▶ **Task to complete**
State, as a number alone, how many lines of the entries contain the word "this".

-- Data provided follows --

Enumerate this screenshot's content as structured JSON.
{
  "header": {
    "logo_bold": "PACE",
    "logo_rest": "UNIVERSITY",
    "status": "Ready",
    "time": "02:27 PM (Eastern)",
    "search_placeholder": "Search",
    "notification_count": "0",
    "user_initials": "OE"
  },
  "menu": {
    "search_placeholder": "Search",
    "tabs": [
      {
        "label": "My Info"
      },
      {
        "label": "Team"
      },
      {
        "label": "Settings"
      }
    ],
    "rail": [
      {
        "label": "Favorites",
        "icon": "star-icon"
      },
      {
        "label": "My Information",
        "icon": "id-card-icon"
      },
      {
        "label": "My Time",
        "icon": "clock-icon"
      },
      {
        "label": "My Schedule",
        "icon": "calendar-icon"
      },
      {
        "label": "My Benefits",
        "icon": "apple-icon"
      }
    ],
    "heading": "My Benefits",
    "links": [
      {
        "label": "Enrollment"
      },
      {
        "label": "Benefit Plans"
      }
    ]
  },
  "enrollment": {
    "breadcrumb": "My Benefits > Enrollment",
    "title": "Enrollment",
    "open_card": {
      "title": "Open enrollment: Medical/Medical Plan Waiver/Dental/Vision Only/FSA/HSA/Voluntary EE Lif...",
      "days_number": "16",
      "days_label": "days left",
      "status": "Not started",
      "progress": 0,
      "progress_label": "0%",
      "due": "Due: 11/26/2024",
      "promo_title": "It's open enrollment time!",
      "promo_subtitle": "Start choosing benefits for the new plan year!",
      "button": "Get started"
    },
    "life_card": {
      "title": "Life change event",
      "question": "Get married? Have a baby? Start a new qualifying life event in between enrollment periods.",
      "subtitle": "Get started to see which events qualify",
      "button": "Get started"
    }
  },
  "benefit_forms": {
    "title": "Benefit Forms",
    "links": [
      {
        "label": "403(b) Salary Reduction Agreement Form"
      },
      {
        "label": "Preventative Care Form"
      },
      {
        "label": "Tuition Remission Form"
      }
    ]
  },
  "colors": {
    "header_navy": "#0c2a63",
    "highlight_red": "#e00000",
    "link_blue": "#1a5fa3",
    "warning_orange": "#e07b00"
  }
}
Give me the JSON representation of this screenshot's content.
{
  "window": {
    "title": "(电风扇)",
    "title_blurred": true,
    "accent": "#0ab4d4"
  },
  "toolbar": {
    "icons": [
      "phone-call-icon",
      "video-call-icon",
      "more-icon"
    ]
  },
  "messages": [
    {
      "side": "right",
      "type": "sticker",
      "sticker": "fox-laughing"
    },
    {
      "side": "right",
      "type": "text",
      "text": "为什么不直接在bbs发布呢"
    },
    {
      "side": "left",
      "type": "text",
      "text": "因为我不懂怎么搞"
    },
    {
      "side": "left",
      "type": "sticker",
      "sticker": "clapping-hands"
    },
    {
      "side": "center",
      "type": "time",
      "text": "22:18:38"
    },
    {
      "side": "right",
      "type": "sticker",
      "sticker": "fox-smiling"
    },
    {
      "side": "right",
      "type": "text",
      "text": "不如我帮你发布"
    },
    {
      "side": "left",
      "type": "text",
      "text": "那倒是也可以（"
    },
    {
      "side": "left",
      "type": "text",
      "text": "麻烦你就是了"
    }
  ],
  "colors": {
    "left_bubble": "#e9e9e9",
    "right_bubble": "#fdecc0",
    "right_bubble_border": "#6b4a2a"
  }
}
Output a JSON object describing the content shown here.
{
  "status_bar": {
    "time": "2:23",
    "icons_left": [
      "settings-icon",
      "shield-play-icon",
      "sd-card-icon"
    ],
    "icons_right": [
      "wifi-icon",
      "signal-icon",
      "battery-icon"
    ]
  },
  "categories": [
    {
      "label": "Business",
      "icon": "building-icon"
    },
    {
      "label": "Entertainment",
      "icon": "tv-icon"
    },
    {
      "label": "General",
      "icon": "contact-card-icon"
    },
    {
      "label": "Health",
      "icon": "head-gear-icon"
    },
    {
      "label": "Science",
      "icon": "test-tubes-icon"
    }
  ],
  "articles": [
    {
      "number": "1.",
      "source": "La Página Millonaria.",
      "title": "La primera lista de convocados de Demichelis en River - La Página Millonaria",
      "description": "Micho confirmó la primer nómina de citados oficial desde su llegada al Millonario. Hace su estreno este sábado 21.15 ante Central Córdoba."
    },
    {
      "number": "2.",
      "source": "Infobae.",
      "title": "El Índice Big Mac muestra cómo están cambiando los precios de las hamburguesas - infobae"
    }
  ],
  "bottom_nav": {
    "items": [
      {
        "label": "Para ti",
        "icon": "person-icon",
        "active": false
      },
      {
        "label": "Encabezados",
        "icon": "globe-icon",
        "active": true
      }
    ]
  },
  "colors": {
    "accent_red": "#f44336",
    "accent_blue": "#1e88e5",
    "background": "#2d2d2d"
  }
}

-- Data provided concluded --
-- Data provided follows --

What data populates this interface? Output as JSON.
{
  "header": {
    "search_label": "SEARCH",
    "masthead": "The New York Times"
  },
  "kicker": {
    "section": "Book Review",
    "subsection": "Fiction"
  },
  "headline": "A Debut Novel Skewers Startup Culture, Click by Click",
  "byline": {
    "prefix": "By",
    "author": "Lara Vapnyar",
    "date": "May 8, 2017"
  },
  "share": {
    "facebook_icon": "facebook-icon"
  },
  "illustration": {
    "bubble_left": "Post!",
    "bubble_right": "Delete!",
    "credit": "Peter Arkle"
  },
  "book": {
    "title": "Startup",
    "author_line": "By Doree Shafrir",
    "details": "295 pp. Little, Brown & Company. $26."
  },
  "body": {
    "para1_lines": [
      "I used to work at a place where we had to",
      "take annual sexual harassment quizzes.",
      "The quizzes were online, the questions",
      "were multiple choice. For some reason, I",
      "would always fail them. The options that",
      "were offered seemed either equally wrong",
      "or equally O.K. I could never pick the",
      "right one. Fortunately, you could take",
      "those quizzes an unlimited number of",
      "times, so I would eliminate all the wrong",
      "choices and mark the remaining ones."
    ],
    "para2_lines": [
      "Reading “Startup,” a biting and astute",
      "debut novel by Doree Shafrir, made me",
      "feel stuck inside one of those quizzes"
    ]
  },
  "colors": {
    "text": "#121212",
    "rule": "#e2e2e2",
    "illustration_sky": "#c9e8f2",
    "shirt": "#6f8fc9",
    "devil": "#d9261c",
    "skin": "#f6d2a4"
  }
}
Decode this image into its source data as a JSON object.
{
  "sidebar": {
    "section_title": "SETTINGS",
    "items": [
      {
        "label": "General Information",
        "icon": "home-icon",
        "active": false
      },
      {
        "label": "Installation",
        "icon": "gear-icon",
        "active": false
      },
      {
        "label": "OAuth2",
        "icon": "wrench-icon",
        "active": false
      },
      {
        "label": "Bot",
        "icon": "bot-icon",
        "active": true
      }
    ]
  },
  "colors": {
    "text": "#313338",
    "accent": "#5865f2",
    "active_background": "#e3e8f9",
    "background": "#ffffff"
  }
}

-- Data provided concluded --

▶ **Exercise solution**
4